Required action:
The word "icon" marks the lines to report; pull each of them from the listing.
+ + + +
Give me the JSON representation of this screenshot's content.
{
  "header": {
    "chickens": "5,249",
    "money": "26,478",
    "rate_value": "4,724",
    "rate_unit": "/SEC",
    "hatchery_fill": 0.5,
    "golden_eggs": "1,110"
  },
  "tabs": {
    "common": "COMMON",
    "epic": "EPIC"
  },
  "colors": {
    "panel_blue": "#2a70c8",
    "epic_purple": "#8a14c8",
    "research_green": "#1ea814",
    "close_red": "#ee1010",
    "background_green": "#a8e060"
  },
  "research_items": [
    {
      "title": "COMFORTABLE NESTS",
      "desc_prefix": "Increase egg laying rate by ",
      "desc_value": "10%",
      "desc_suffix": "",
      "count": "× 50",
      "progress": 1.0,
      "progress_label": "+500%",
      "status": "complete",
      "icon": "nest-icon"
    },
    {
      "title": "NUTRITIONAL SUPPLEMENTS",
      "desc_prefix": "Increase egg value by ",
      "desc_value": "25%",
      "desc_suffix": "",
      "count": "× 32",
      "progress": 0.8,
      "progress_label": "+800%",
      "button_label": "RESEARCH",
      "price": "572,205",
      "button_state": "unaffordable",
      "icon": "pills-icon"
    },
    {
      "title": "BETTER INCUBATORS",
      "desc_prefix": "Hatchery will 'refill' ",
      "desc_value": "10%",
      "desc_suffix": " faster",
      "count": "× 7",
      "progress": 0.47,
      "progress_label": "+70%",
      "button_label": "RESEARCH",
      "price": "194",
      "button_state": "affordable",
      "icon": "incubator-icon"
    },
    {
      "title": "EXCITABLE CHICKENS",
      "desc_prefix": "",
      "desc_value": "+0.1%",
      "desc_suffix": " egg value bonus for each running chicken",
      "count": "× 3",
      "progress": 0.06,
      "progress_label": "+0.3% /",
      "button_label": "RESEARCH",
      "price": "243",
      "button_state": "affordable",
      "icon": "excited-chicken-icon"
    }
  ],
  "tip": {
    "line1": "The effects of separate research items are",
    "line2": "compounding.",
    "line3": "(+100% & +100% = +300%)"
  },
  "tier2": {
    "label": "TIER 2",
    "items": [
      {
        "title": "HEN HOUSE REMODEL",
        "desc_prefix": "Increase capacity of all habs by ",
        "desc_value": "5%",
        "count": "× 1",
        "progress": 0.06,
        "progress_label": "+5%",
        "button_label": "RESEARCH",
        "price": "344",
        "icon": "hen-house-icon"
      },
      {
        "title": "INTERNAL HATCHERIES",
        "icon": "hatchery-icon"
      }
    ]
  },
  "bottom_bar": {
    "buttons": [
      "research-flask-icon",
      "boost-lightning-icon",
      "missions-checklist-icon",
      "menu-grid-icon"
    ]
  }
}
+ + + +
Response to this task:
      "icon": "nest-icon"
      "icon": "pills-icon"
      "icon": "incubator-icon"
      "icon": "excited-chicken-icon"
        "icon": "hen-house-icon"
        "icon": "hatchery-icon"
      "research-flask-icon",
      "boost-lightning-icon",
      "missions-checklist-icon",
      "menu-grid-icon"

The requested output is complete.